Published on March 3, 2010 by Philip Poole 

One of the preeminent preachers “in modern church history” was honored March 3 at Samford University with the public release of a new book, Our Sufficiency Is of God: Essays on Preaching in Honor of Gardner C. Taylor.      

Taylor, who was ill and could not be present for the event, was called “one of the great servants of God over the last half century” by Timothy George, dean of Samford’s Beeson Divinity School.  “He may be the greatest proclaimer of the Gospel in the history of the modern church.” 

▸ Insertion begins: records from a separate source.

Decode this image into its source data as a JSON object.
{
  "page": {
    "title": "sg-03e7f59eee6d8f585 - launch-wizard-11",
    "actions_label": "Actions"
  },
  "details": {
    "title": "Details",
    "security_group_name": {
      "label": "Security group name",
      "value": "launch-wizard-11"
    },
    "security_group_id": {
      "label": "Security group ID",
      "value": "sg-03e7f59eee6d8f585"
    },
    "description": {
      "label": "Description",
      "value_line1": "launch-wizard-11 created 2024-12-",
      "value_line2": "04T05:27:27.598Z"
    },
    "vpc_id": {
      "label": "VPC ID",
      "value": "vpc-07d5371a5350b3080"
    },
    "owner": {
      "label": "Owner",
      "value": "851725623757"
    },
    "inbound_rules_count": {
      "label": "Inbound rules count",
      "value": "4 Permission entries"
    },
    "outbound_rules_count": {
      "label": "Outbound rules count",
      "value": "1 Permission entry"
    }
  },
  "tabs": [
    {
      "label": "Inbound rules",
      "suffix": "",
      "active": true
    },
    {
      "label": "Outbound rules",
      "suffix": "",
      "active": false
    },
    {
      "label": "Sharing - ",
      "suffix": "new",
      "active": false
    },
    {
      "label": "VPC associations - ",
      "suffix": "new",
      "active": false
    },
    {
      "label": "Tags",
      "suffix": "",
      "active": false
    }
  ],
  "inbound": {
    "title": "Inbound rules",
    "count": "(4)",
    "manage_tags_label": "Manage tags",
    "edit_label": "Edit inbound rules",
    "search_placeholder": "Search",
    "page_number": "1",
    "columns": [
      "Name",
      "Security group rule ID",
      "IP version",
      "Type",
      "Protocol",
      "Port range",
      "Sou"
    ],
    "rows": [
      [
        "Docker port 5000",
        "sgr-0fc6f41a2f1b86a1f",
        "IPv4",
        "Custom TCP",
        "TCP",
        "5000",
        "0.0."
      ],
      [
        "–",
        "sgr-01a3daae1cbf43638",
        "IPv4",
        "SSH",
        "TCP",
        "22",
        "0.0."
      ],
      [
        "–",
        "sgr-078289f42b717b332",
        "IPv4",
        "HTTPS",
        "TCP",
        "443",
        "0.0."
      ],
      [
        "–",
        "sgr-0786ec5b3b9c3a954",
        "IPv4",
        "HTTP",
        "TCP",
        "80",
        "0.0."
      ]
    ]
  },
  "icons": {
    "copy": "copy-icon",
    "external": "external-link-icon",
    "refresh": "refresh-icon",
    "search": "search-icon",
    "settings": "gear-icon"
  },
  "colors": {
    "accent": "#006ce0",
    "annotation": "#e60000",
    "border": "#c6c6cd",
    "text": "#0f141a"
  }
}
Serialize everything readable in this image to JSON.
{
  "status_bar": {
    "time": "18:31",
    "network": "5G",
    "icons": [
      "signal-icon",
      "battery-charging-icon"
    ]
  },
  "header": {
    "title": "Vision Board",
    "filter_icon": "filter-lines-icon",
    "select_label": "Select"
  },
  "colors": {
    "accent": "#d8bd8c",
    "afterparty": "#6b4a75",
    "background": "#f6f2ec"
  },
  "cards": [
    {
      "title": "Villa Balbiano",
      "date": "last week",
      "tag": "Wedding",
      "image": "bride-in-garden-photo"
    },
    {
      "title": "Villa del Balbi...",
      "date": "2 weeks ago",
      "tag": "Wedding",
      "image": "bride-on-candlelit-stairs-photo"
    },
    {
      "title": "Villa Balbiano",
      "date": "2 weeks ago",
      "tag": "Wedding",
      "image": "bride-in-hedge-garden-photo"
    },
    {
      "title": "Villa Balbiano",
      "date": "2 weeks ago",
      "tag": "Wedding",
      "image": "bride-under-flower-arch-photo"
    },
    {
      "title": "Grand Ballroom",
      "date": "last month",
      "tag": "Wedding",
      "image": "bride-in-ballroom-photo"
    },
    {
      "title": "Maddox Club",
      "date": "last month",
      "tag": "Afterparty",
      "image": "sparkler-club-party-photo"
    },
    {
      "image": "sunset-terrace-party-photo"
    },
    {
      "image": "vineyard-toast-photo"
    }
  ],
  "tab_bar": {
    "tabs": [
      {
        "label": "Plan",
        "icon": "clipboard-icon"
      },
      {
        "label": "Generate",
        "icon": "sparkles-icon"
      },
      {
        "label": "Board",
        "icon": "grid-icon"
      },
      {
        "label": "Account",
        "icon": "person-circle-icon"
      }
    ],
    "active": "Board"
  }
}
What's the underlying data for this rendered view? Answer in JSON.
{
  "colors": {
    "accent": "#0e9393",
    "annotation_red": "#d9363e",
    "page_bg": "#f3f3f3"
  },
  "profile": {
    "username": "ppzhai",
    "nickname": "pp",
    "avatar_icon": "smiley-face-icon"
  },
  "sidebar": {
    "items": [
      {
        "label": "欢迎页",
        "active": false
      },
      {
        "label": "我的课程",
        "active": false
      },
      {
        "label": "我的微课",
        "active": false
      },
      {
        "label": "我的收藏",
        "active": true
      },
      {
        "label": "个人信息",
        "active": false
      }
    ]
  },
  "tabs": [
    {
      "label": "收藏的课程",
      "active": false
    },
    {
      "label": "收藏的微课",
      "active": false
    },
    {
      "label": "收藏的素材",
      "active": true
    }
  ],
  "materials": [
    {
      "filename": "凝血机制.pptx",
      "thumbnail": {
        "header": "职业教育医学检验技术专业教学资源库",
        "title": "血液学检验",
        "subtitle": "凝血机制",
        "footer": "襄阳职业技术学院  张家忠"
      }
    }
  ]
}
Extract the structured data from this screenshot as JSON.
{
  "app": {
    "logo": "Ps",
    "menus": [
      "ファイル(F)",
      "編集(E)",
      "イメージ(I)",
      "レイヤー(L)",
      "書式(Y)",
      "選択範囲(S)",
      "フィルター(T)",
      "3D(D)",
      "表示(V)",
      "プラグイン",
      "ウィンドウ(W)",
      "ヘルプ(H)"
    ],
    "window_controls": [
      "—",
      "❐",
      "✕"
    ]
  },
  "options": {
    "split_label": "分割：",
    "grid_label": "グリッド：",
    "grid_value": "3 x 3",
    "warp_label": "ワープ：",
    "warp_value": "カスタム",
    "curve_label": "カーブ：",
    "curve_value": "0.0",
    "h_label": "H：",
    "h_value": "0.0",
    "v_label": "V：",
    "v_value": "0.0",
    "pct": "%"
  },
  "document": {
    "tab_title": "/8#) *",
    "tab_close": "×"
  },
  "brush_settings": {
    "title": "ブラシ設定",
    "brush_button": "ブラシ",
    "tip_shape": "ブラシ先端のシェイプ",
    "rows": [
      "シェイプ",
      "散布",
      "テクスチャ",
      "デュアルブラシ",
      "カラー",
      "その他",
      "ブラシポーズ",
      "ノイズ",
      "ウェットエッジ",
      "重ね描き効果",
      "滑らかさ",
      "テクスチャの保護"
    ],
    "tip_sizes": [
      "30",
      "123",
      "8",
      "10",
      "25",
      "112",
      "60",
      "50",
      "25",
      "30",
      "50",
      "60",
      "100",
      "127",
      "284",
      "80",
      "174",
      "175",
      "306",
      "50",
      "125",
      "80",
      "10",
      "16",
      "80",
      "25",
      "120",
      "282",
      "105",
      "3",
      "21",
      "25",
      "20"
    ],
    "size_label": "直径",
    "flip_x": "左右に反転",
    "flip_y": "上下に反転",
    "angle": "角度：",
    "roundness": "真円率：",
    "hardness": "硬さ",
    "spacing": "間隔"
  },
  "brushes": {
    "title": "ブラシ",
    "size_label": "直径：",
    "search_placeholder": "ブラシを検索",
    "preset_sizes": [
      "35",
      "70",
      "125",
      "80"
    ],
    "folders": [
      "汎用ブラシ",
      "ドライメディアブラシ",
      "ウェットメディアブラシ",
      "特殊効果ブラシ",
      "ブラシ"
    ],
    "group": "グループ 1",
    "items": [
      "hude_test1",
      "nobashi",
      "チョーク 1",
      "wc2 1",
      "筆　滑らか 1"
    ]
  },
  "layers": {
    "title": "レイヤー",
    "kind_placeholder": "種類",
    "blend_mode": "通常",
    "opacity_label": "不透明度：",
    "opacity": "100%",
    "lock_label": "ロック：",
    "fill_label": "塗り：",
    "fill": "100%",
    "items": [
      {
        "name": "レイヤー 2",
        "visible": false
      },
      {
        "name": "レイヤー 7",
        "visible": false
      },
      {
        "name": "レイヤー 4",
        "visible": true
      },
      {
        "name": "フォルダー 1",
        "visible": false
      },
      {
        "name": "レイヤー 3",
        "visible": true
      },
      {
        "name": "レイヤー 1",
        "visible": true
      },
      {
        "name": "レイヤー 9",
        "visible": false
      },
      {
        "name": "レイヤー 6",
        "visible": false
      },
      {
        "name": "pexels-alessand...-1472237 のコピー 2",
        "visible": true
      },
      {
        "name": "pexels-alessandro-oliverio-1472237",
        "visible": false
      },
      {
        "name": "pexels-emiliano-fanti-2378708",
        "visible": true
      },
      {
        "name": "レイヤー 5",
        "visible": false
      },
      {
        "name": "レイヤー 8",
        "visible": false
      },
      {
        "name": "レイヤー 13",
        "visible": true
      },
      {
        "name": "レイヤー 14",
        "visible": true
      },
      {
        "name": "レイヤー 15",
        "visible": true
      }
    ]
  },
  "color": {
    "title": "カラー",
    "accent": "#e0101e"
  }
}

George was a co-editor of the new book, along with Robert Smith Jr. of the Beeson faculty, and James Earl Massey, dean emeritus of the Anderson (Ind.) University theology school. The book release was held in conjunction with the annual Conger Lectures on Biblical Preaching, with Massey as guest speaker. The event also coincided with Massey’s 80th birthday.  Earlier, George and Massey had participated in an event honoring Taylor co-sponsored by Beeson and Duke Divinity School, near Taylor’s home in Raleigh, N.C.      

The book includes 21 essays by a broad spectrum of preachers and academicians. No one “said no” when asked to participate in the project, Massey said.

“It was a tremendous testament that they all set aside what they were doing to honor Dr. Taylor,” Massey added. “When they all produced something completely new for this volume, we knew that we had something special.”

George told the assembled guests of the connections between Taylor, Massey and the Beeson Divinity School through the years. Massey spoke at the divinity school’s first pastors school in 1988. Taylor presented the first Conger Lectures in 1993.

Smith called Taylor and Massey “great men of God. They stayed in the church and in the academic. Their lives are forever linked here and for eternity.”

The book was released by Mercer University Press.

Beeson Divinity School

About Samford University – Samford University is a premier nationally ranked private university deeply rooted in its Christian mission. Founded in 1841, Samford is the 87th oldest institution of higher education in the United States. U.S. News & World Report ranks Samford 4th among regional universities in the South. Samford enrolls 5,619 students from 44 states, the District of Columbia and 29 other countries in its 10 academic units: arts, arts and sciences, business, divinity, education, health professions, law, nursing, pharmacy, and public health. Samford also fields 17 NCAA Division I teams that compete in the tradition-rich Southern Conference.